Dean also coached his two sons in junior All-American football and little league baseball. Their oldest son, Brent, later served on the coaching staff of the Oakland Raiders, and is now leading a nationally-known high school football program. The other son, Brad, holds a high position at Chevron.
Our blessing was that we were partners in all of this, all the way through.
It was sports that helped Concordia in an unexpected way in 2008 during the Great Recession. The downturn significantly affected Concordia’s budget. At the same time, the new Master’s in Coaching and Athletic Administration (MCAA) program was starting to offer its degree online.

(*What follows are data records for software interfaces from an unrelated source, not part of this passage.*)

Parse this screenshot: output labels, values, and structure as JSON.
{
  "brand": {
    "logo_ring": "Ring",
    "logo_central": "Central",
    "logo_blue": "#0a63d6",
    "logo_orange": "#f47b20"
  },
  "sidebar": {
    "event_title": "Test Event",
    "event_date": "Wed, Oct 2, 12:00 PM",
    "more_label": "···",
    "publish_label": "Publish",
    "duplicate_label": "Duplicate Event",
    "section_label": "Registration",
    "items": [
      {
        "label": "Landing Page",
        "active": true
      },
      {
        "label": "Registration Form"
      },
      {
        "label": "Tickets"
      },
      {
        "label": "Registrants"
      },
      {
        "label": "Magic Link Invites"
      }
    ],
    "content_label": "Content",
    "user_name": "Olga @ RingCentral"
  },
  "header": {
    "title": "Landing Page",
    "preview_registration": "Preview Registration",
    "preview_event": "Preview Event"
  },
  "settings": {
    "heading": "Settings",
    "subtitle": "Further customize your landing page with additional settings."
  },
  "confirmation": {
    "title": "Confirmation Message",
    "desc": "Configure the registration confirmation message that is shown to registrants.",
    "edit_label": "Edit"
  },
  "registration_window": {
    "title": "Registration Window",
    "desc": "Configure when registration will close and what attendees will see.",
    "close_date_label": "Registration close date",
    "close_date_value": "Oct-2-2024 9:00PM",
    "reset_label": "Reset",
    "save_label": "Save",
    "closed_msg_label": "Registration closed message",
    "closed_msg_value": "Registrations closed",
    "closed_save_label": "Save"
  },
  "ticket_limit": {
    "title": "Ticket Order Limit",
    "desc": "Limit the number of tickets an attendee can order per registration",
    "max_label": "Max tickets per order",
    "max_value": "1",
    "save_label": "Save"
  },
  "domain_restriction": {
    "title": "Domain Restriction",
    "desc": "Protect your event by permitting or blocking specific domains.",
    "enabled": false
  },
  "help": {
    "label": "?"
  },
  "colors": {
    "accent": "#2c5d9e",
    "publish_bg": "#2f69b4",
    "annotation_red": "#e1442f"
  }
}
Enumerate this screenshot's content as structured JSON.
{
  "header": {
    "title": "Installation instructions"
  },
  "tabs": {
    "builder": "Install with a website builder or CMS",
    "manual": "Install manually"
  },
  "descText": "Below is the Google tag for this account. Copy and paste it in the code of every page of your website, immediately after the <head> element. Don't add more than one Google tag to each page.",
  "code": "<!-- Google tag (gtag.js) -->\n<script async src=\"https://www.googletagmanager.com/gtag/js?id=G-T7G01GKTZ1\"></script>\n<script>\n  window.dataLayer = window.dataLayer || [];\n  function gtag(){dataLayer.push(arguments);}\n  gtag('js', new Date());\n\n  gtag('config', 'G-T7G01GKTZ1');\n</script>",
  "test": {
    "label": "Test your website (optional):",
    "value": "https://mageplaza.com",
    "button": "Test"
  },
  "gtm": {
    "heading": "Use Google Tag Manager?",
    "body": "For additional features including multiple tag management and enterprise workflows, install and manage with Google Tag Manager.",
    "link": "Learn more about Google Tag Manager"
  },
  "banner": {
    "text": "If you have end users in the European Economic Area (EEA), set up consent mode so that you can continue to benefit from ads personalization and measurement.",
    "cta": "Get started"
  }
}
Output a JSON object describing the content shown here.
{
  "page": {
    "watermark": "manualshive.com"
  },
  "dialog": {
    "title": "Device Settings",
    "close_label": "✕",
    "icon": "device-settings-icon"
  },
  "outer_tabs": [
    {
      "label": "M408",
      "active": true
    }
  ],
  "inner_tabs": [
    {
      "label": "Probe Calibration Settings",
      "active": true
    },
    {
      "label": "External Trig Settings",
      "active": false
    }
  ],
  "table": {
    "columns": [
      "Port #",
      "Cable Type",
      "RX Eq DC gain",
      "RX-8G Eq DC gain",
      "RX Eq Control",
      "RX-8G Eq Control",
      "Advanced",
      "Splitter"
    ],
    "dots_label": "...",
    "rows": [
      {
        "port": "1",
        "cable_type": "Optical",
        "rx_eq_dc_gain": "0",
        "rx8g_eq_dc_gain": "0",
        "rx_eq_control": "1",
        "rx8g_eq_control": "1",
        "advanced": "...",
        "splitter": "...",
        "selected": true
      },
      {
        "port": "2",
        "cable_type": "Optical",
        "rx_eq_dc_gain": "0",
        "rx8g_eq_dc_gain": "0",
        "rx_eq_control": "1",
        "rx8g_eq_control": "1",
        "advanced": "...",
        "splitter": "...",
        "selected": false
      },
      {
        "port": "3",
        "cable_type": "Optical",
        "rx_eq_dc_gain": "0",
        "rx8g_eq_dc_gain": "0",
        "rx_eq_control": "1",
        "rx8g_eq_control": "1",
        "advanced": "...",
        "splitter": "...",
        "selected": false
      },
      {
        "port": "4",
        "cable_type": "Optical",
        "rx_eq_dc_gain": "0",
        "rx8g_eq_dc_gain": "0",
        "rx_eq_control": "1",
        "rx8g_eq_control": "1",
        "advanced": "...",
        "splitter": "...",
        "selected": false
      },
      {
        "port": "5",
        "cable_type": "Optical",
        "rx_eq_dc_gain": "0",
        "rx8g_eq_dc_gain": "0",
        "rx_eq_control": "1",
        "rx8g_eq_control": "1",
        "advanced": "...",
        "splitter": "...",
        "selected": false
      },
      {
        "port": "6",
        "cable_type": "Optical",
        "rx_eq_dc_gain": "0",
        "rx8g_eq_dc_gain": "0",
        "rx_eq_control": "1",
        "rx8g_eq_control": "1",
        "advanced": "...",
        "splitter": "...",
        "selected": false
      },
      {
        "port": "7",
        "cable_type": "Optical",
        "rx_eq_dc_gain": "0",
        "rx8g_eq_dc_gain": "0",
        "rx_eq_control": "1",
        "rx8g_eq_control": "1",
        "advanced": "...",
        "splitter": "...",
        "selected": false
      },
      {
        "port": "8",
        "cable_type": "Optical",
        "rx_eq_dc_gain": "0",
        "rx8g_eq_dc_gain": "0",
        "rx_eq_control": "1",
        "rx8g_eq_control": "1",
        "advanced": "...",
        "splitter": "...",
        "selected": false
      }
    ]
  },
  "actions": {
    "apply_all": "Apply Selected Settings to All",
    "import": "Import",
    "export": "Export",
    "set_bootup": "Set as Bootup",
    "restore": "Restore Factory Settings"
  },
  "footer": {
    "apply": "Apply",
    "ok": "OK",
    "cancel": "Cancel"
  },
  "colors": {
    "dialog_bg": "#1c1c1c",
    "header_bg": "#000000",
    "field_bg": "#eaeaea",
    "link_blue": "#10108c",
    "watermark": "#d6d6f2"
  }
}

“I was walking down to my office after meeting with the president and someone was asking Tom White, the director of the MCAA program, about online, and Tom said, ‘Well, Dean’s going to be my online director,’” Dean recounts. “I walked back up to the president and said, ‘Make me the director of the online program. We don’t have one yet but we’re going to make one, and we’ll do it on the budget we’ve got right now.’”
Pilot classes began in fall 2007, and “we begged people to take them and tell us, how’d this come off?” Dean says. “We didn’t imagine at all what would happen.”
Forty-five people signed up for fall 2008, and by the next summer it was up to 200. The Lord blessed the program immensely, and quickly. “Overnight, we became a primary source of revenue, Dean says. “It was the Lord’s answer to saving the university.”
Within two-and-a-half years, the university was in much better financial shape. “That was a miracle,” Dean says. Since then, the MCAA program has graduated nearly 3,500 students and become the top program of its kind in the nation.
“Dean has all that energy and great ideas,” says McDaniel, who as a student was recruited by Dean to play football at CU Nebraska, where Dean also coached him. Later, Dean convinced him to move to California to serve as director of student life at CUI. McDaniel worked under him for twelve years, and “every day we talked about retention in some form,” McDaniel says.
“I would not be here or have this career without Dean,” he says. “His work ethic, being positive every day, being a servantleader—he demonstrated that. He cared about me and my family and made sure I had the time I needed to care for them.”
Not only that, but they used to jog together six to ten miles a day. Of course, for Dean, it was his second workout because he had been up at 3 a.m. to go to the gym.
Dean runs less today now that he and Dian are both 70, and Dean has had two knees and a hip replaced. They continued hosting student dinners for MCAA students at their house until recently.
“Our vision for Concordia was always to be a real arm of the church and understand that every calling is a holy calling,” says Dean. “Our mission is spreading the word to everybody in your daily walk. That was the idea behind driving for excellence.”
Dian adds: “Our blessing was that we were partners in all of this, all the way through. It was a family affair. God gave us the energy to do it. He put us in this place, showed us what he wanted us to do, gave us great kids, put all these mission and ministries in front of us. There was never a doubt in our minds that this is what we were supposed to be doing, and the magic was we did it all together.”